Items from a data source:
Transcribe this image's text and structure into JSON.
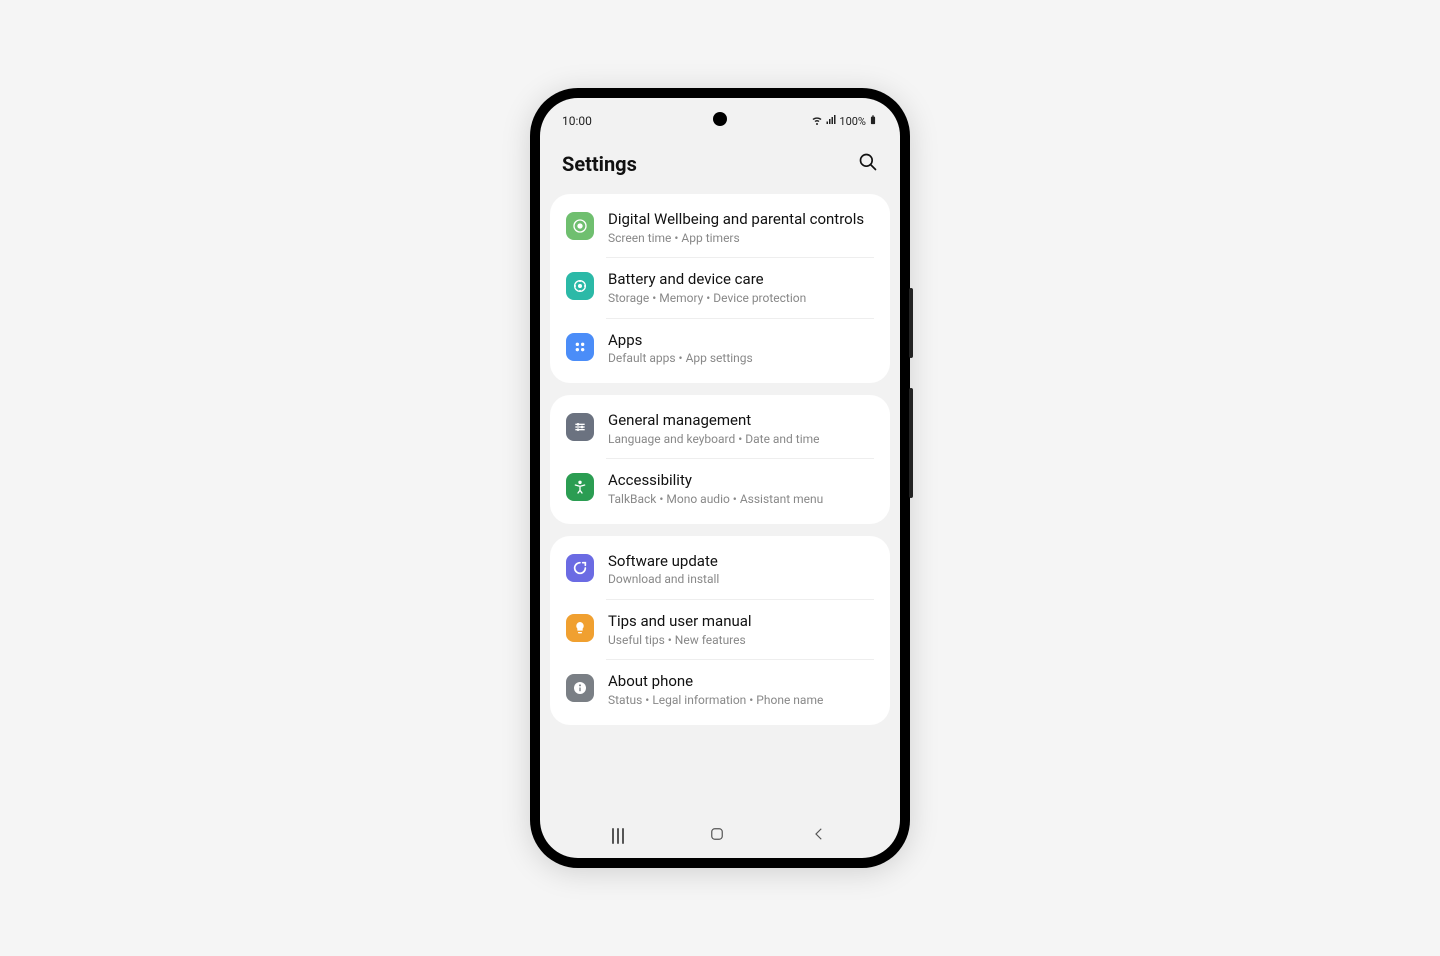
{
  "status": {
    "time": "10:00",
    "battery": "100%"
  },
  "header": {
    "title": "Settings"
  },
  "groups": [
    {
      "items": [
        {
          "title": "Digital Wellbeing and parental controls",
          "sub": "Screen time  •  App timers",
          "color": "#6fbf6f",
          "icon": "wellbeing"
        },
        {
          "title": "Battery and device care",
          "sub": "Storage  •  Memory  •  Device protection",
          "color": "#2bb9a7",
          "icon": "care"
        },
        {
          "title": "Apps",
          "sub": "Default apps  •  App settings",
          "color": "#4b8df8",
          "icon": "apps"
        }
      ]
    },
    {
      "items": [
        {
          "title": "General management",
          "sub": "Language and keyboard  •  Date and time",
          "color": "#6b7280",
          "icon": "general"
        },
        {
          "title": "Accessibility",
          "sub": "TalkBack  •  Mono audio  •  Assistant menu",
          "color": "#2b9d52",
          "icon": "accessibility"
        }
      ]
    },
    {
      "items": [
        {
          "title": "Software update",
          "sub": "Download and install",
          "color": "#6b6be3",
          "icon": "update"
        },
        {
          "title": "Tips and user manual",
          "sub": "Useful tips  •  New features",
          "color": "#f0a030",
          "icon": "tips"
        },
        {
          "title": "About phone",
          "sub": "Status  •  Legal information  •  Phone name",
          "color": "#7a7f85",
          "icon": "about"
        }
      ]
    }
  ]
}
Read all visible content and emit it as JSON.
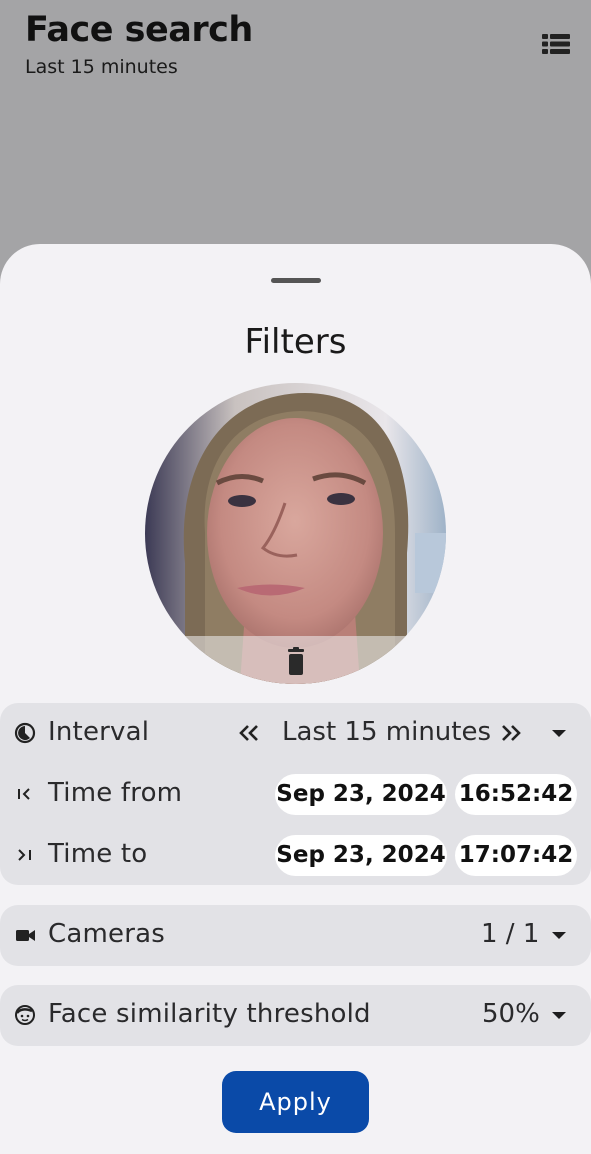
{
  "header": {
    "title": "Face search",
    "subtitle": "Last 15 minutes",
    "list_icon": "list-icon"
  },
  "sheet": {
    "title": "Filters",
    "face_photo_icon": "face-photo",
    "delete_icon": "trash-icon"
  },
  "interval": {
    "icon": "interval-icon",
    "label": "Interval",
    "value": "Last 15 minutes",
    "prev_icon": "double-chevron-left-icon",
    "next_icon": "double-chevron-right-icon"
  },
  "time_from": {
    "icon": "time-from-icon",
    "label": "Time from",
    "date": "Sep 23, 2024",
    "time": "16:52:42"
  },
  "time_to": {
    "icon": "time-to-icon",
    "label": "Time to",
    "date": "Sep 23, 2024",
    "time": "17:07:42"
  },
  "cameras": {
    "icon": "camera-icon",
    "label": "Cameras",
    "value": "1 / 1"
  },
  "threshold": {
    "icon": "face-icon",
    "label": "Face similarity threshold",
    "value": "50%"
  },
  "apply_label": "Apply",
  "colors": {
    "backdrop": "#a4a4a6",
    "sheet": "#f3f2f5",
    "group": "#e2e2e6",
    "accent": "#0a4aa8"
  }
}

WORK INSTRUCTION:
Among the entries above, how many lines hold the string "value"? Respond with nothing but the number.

RESULT:
3